Secretary of Agriculture Ann M. Veneman yesterday [Wednesday] outlined an almost utopian vision for food and farm policy radically different from the 70 years of US experience with government intervention. Although the proposal has the personal endorsement of President George Bush, his administration’s top officials are acutely aware its goals are difficult to achieve in the political arena because many of them challenge an established power structure of commercial-scale crop producers reluctant to part with their current support.

Veneman’s approach no doubt will invite criticism also because it seeks to adapt to, rather than resist, the consumer-driven “supply chain” forces rapidly altering the food and agricultural system. Considering such economic forces inevitable, the policy highlights the benefits both producers and processors can derive from contract arrangements. It fully endorses biotechnology but concedes new institutional arrangements may be needed to realise its benefits.

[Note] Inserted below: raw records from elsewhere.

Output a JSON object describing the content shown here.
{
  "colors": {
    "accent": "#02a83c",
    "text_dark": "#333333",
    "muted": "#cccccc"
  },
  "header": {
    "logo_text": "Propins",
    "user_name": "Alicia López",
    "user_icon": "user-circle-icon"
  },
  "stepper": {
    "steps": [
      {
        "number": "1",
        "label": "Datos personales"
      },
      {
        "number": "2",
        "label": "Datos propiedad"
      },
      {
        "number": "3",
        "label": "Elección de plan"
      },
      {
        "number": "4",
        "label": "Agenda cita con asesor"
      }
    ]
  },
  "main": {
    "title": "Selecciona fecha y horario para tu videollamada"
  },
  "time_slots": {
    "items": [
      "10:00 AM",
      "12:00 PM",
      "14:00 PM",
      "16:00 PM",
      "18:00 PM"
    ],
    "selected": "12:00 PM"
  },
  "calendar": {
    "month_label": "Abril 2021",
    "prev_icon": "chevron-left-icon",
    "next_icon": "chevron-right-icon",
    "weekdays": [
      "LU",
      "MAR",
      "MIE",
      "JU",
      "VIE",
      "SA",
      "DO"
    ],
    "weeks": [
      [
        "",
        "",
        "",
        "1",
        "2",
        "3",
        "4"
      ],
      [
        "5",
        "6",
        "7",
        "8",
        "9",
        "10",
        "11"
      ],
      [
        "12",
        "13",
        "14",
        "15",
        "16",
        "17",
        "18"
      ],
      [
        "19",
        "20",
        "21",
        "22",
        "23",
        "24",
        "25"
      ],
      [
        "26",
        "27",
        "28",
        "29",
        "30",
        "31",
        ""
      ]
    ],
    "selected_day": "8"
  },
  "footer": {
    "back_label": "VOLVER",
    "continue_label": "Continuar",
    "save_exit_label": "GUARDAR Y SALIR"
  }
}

In addition, Veneman suggests increased attention to research and control of animal and plant diseases and protection of food safety, more environmental benefits in return for conservation payments, creation of new jobs in rural areas, stronger focus on nutrition and “particular attention in the delivery of food assistance for low-income families.”

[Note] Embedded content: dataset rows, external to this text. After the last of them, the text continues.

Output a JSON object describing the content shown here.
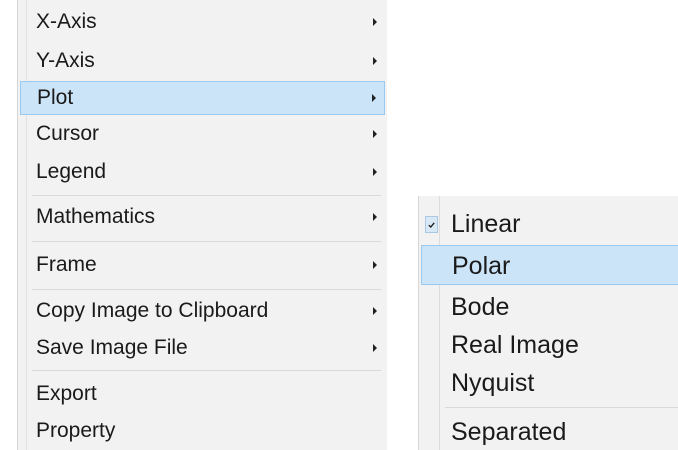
{
  "main_menu": {
    "items": [
      {
        "label": "X-Axis",
        "has_submenu": true
      },
      {
        "label": "Y-Axis",
        "has_submenu": true
      },
      {
        "label": "Plot",
        "has_submenu": true,
        "highlighted": true
      },
      {
        "label": "Cursor",
        "has_submenu": true
      },
      {
        "label": "Legend",
        "has_submenu": true
      },
      {
        "label": "Mathematics",
        "has_submenu": true
      },
      {
        "label": "Frame",
        "has_submenu": true
      },
      {
        "label": "Copy Image to Clipboard",
        "has_submenu": true
      },
      {
        "label": "Save Image File",
        "has_submenu": true
      },
      {
        "label": "Export",
        "has_submenu": false
      },
      {
        "label": "Property",
        "has_submenu": false
      }
    ]
  },
  "plot_submenu": {
    "items": [
      {
        "label": "Linear",
        "checked": true
      },
      {
        "label": "Polar",
        "highlighted": true
      },
      {
        "label": "Bode"
      },
      {
        "label": "Real Image"
      },
      {
        "label": "Nyquist"
      },
      {
        "label": "Separated"
      }
    ]
  },
  "colors": {
    "menu_background": "#f2f2f2",
    "highlight_fill": "#cce4f7",
    "highlight_border": "#99c9ef"
  }
}
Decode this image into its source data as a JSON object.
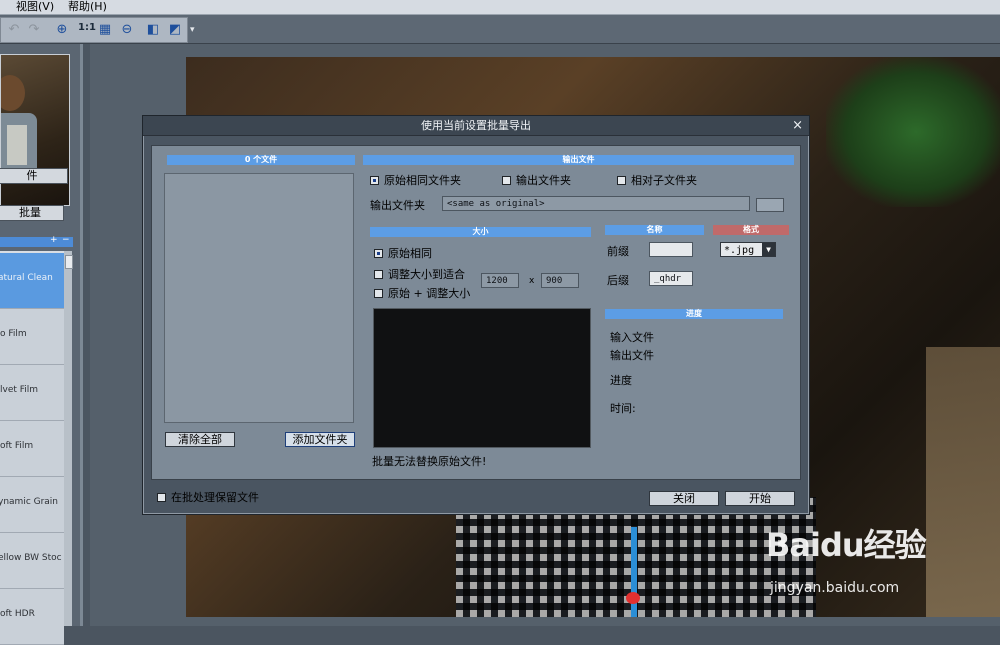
{
  "menubar": {
    "items": [
      "视图(V)",
      "帮助(H)"
    ]
  },
  "toolbar": {
    "items": [
      {
        "name": "undo-icon",
        "glyph": "↶",
        "state": "disabled"
      },
      {
        "name": "redo-icon",
        "glyph": "↷",
        "state": "disabled"
      },
      {
        "name": "zoom-in-icon",
        "glyph": "⊕"
      },
      {
        "name": "zoom-actual-label",
        "text": "1:1"
      },
      {
        "name": "fit-icon",
        "glyph": "▦"
      },
      {
        "name": "zoom-out-icon",
        "glyph": "⊖"
      },
      {
        "name": "compare-icon",
        "glyph": "◧"
      },
      {
        "name": "swap-icon",
        "glyph": "◩"
      }
    ],
    "zoom_actual": "1:1",
    "more_glyph": "▾"
  },
  "leftpanel": {
    "file_button": "件",
    "batch_button": "批量",
    "presets_header_icons": [
      "+",
      "−"
    ],
    "presets": [
      {
        "label": "atural Clean",
        "selected": true
      },
      {
        "label": "o Film",
        "selected": false
      },
      {
        "label": "lvet Film",
        "selected": false
      },
      {
        "label": "oft Film",
        "selected": false
      },
      {
        "label": "ynamic Grain",
        "selected": false
      },
      {
        "label": "ellow BW Stoc",
        "selected": false
      },
      {
        "label": "oft HDR",
        "selected": false
      }
    ]
  },
  "dialog": {
    "title": "使用当前设置批量导出",
    "close_glyph": "×",
    "files_header": "0 个文件",
    "clear_all": "清除全部",
    "add_folder": "添加文件夹",
    "output_header": "输出文件",
    "dest_options": [
      {
        "label": "原始相同文件夹",
        "selected": true
      },
      {
        "label": "输出文件夹",
        "selected": false
      },
      {
        "label": "相对子文件夹",
        "selected": false
      }
    ],
    "output_folder_label": "输出文件夹",
    "output_folder_value": "<same as original>",
    "size_header": "大小",
    "size_options": [
      {
        "label": "原始相同",
        "kind": "radio",
        "selected": true
      },
      {
        "label": "调整大小到适合",
        "kind": "check",
        "selected": false
      },
      {
        "label": "原始 + 调整大小",
        "kind": "check",
        "selected": false
      }
    ],
    "width": "1200",
    "times": "x",
    "height": "900",
    "name_header": "名称",
    "prefix_label": "前缀",
    "prefix_value": "",
    "suffix_label": "后缀",
    "suffix_value": "_qhdr",
    "format_header": "格式",
    "format_value": "*.jpg",
    "progress_header": "进度",
    "progress_labels": [
      "输入文件",
      "输出文件",
      "进度",
      "时间:"
    ],
    "warning": "批量无法替换原始文件!",
    "keep_files": "在批处理保留文件",
    "close_button": "关闭",
    "start_button": "开始"
  },
  "watermark": {
    "brand": "Baidu经验",
    "url": "jingyan.baidu.com"
  },
  "colors": {
    "accent_blue": "#5c9de5",
    "format_red": "#c06a6a",
    "dialog_bg": "#4a5561"
  }
}
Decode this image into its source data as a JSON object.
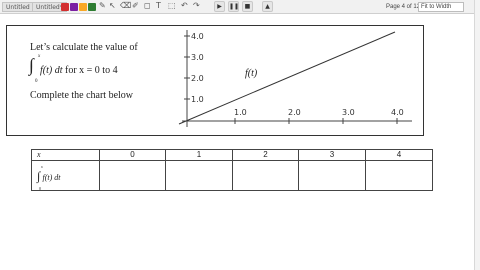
{
  "toolbar": {
    "tabs": [
      "Untitled",
      "Untitled*"
    ],
    "media": [
      "▶",
      "❚❚",
      "■",
      "▲"
    ],
    "page_indicator": "Page 4 of 12",
    "zoom": "Fit to Width",
    "swatch_colors": [
      "#d32f2f",
      "#7b1fa2",
      "#f9a825",
      "#2e7d32"
    ]
  },
  "problem": {
    "intro": "Let’s calculate the value of",
    "integral_sign": "∫",
    "upper": "x",
    "lower": "0",
    "integrand": "f(t) dt",
    "range_text": "for x = 0 to 4",
    "instruction": "Complete the chart below"
  },
  "graph": {
    "x_ticks": [
      "1.0",
      "2.0",
      "3.0",
      "4.0"
    ],
    "y_ticks": [
      "1.0",
      "2.0",
      "3.0",
      "4.0"
    ],
    "function_label": "f(t)",
    "line_color": "#333333"
  },
  "table": {
    "header_label": "x",
    "columns": [
      "0",
      "1",
      "2",
      "3",
      "4"
    ],
    "row_integral_sign": "∫",
    "row_upper": "x",
    "row_lower": "0",
    "row_integrand": "f(t) dt",
    "values": [
      "",
      "",
      "",
      "",
      ""
    ]
  }
}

US farm supports would have to be scaled back from the record costs under “Freedom to Farm” programs so as not to encourage excessive production and reliance on government and to give US trade negotiators ammunition to press for ending market access barriers and export subsidies by other countries. It would move further away from supporting the price of farm commodities and put more emphasis on farmers’ income.